Strength and conditioning coach Bill Foran said Herro’s “body is transformed.”

Boston Celtics v Miami Heat - Game Four Photo by Kevin C. Cox/Getty Images

A year ago today, Tyler Herro scored 37 points in Game 4 of the Eastern Conference Finals to lift the Miami Heat to a 3-1 series lead over the Boston Celtics. That moment was the zenith of Herro’s NBA career.

Goran Dragic’s injury forced Tyler Herro into a starting role in the NBA Finals, where he struggled. And the Heat’s 2019 first-round pick suffered nagging injuries last year and lost his last year to Kendrick Nunn.

Now heading into his third NBA season, Herro doesn’t have Goran Dragic or Nunn in the backcourt with him. Victor Oladipo will be out to start the season. As I’ve said before, Herro is the clear sixth man on this roster. Is he up for the task?

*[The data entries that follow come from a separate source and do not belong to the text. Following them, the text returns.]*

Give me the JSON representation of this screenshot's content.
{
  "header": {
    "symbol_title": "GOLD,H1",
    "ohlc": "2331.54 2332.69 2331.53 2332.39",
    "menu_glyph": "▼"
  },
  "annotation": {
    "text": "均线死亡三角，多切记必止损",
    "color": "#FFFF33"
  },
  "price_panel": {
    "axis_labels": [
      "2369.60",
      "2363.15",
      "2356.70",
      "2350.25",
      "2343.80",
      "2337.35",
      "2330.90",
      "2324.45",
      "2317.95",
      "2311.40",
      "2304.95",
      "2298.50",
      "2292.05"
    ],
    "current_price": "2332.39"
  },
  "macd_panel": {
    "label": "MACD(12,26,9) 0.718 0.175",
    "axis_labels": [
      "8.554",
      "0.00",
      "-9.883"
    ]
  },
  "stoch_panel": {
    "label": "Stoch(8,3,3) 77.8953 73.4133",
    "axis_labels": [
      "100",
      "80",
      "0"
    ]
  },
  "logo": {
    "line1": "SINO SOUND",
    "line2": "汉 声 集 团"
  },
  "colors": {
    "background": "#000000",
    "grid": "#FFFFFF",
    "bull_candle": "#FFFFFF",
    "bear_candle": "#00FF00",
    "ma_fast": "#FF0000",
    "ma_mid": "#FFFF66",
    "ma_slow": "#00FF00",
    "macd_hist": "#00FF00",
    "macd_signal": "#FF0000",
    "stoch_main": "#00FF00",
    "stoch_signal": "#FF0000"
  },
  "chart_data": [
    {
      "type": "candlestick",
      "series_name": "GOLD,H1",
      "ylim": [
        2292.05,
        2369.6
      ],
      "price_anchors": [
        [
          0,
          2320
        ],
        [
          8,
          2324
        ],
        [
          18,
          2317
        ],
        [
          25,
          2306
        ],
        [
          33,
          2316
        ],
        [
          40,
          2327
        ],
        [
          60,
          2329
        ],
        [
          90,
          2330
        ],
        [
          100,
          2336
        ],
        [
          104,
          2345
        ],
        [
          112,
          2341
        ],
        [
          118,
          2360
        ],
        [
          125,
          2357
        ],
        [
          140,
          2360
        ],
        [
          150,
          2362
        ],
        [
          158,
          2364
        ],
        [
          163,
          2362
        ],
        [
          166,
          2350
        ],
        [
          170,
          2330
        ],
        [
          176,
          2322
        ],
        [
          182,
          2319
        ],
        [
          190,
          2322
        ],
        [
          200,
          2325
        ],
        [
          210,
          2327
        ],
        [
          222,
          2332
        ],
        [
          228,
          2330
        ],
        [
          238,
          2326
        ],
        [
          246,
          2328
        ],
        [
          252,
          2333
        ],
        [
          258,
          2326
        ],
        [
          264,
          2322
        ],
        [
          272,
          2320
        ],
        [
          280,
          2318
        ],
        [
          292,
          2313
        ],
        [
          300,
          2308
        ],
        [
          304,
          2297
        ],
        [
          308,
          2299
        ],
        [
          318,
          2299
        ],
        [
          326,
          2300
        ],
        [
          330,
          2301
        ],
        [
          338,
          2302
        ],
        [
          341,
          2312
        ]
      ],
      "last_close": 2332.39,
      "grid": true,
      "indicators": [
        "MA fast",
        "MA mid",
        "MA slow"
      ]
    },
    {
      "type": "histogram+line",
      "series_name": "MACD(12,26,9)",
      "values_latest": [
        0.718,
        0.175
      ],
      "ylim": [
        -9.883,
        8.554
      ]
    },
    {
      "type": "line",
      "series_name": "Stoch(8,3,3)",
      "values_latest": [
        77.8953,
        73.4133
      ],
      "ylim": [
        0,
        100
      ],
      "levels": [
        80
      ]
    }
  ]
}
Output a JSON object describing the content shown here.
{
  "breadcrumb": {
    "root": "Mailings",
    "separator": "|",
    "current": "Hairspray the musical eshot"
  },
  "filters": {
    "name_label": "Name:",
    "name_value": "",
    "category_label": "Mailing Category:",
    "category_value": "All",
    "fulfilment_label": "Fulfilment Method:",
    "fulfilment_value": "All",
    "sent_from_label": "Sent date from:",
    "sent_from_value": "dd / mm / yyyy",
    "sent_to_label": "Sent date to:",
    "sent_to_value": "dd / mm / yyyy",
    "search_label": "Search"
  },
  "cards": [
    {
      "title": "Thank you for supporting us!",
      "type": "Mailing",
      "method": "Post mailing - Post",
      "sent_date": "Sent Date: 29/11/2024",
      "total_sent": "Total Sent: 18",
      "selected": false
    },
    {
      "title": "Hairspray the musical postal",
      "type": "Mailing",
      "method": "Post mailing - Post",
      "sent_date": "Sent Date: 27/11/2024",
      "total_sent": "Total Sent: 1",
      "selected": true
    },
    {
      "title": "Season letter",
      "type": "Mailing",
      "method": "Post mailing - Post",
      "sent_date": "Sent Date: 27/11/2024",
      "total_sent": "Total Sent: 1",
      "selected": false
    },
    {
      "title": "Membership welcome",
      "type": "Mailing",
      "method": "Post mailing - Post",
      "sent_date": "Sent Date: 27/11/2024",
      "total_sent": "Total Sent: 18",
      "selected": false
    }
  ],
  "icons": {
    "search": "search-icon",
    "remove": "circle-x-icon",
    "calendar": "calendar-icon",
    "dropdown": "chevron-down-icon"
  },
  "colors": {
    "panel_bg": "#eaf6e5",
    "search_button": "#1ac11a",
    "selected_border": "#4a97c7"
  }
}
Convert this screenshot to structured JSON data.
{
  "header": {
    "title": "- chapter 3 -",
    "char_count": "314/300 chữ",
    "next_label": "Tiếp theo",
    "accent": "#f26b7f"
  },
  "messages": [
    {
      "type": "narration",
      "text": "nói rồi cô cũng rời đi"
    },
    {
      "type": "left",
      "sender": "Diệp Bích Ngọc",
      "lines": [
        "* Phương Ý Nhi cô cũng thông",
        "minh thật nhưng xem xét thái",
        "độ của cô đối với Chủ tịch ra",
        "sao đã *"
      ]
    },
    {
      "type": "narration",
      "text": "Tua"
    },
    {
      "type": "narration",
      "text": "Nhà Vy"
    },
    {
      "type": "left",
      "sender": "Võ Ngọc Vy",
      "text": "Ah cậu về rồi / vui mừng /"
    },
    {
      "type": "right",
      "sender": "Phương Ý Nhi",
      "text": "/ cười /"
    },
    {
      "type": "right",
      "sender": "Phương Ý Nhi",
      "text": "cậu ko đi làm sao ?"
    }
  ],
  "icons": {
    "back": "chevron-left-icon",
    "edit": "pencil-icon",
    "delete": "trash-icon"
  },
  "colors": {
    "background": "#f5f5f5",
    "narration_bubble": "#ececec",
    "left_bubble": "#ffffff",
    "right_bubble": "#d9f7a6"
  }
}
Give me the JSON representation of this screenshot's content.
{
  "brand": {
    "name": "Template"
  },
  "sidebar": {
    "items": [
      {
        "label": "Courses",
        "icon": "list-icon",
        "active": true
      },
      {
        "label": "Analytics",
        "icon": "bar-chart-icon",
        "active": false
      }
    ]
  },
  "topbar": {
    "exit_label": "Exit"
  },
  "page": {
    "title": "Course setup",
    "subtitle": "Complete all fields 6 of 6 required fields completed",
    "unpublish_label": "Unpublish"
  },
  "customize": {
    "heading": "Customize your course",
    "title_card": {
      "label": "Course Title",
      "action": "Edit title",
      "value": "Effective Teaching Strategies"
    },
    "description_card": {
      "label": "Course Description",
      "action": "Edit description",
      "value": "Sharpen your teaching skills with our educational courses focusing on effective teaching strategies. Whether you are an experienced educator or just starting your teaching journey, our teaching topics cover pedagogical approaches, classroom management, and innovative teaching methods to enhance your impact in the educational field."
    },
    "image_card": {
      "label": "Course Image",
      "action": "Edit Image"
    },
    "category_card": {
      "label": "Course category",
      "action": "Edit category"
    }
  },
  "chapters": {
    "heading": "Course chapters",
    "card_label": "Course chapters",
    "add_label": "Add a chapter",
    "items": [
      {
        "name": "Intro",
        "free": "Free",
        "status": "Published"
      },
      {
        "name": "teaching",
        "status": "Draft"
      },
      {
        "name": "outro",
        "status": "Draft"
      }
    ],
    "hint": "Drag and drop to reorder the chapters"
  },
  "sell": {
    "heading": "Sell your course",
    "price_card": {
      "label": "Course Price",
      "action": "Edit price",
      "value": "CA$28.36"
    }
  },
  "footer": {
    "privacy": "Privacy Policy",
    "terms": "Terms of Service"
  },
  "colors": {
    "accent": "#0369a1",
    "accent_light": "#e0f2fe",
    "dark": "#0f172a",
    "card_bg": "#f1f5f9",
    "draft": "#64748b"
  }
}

Like Oladipo, Herro has posted photos and videos to his Instagram account showcasing his workouts.

Heat strength and conditioning coach Bill Foran, who is retiring after 33 years with Miami, said that Herro’s “body is transformed. He will be a much better athlete” during a phone interview with the Miami Herald. Foran said that Herro has gained 10 pounds and will be able to defend and fight through screens at a better level.

Herro’s strength should help him be a better player on both ends of the floor. Hopefully, he’ll hold his ground against opposing shooting guards and finish in traffic at a higher clip. But a lot will come down to hitting shots. Herro’s 3-point percentage dipped from 38.9 his rookie season to 36 percent last year. If he gets that percentage hovering around 40 percent — and Herro’s added muscle helps him become a more complete player — Miami will be in good shape.